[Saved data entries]
"""

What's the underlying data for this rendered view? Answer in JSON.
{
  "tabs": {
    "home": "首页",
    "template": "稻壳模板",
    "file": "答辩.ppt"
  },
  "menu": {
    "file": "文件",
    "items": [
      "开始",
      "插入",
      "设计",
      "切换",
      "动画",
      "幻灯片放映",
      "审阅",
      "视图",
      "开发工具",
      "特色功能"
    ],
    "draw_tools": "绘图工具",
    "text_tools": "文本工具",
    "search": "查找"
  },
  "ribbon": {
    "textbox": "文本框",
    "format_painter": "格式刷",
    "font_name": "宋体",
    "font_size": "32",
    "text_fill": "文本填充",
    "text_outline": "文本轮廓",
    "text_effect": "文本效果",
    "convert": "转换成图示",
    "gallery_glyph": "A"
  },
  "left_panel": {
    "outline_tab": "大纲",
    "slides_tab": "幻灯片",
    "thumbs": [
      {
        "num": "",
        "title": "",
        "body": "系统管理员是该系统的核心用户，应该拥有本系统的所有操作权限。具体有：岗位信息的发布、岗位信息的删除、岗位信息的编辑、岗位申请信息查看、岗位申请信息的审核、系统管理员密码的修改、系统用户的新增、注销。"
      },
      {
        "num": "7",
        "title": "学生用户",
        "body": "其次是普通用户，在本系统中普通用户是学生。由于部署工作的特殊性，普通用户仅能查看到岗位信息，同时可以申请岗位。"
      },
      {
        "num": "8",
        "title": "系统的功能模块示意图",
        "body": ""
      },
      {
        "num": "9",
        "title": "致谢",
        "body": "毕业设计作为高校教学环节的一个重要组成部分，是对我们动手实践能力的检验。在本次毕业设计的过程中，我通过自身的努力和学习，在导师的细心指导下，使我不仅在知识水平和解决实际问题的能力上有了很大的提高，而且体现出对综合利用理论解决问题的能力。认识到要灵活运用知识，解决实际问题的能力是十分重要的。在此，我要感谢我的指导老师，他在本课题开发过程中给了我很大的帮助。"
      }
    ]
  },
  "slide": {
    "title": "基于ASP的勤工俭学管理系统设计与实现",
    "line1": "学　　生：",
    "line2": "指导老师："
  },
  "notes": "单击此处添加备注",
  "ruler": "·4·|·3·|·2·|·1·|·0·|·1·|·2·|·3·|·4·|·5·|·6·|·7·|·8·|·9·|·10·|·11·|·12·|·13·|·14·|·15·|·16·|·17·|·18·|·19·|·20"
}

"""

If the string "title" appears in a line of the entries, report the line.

EXERCISE RESULT:
        "title": "",
        "title": "学生用户",
        "title": "系统的功能模块示意图",
        "title": "致谢",
    "title": "基于ASP的勤工俭学管理系统设计与实现",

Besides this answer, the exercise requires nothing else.